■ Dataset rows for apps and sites
◇ ◇ ◇

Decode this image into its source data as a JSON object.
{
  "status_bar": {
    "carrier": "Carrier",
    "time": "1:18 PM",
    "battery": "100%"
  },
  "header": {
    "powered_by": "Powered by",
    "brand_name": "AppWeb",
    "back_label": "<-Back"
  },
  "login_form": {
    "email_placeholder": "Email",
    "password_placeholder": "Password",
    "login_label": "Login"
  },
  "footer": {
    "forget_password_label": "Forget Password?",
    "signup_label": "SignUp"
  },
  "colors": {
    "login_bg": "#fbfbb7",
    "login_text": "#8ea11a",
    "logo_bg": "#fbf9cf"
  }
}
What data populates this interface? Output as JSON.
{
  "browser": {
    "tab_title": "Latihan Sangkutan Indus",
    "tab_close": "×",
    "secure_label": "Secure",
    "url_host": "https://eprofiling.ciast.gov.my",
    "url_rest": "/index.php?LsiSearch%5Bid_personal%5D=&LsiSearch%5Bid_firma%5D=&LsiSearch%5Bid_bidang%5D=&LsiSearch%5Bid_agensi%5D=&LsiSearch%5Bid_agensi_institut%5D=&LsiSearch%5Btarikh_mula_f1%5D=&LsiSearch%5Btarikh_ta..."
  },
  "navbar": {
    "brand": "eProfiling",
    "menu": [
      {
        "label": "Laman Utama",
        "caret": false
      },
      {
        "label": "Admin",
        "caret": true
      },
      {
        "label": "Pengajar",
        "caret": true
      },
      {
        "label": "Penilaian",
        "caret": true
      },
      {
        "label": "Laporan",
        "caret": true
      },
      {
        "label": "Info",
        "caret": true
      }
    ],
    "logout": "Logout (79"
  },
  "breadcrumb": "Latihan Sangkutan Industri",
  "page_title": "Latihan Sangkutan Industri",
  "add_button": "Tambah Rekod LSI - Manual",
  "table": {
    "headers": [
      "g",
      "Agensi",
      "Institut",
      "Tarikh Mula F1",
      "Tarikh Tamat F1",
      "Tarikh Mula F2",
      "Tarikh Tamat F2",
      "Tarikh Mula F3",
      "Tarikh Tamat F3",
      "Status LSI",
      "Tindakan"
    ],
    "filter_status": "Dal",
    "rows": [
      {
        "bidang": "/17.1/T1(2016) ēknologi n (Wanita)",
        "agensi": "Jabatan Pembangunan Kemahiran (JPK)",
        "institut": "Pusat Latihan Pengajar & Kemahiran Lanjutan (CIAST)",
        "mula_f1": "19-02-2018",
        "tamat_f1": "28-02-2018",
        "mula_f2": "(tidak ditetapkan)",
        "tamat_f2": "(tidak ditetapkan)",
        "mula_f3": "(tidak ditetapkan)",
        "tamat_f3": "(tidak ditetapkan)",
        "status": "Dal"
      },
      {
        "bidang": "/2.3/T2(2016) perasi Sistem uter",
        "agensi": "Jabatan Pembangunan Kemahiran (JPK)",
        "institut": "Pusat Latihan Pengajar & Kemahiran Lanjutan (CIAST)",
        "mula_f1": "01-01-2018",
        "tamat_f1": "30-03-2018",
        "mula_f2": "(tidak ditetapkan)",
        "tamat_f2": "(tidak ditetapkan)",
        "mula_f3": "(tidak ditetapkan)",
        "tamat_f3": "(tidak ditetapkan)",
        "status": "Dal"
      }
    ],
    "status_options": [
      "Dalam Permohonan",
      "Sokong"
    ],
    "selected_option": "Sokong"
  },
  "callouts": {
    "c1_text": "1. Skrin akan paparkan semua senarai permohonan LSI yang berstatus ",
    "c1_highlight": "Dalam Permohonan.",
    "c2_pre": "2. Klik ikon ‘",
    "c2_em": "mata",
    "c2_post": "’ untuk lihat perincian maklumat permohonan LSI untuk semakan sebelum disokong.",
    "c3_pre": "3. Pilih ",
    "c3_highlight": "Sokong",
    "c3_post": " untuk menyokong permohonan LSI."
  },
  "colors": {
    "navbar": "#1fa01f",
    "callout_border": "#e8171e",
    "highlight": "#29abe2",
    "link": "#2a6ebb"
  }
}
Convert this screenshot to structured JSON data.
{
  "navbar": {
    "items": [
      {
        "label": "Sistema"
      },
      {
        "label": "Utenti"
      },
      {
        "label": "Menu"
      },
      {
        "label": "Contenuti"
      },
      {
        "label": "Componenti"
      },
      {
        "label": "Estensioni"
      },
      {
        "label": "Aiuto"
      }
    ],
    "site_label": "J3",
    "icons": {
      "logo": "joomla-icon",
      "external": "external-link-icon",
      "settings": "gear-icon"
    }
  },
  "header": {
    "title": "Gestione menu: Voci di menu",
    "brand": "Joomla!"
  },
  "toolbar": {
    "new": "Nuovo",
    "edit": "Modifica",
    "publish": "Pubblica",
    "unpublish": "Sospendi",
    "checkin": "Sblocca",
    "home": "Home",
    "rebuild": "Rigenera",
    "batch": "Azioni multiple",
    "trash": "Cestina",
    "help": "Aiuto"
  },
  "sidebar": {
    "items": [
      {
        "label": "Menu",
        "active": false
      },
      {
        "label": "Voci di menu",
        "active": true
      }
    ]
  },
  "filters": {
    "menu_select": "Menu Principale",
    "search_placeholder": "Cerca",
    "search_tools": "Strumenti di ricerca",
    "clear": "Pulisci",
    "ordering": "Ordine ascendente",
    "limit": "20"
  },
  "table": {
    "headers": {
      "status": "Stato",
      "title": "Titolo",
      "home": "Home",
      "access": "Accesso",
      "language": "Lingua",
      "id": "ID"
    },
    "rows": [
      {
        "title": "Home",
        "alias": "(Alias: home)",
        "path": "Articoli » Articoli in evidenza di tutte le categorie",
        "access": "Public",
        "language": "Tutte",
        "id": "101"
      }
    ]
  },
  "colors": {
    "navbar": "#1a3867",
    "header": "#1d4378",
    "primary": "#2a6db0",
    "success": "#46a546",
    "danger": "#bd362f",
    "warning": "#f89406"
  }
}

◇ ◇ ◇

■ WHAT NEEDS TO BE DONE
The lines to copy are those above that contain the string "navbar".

■ ANSWER SECTION
  "navbar": {
    "navbar": "#1fa01f",
  "navbar": {
    "navbar": "#1a3867",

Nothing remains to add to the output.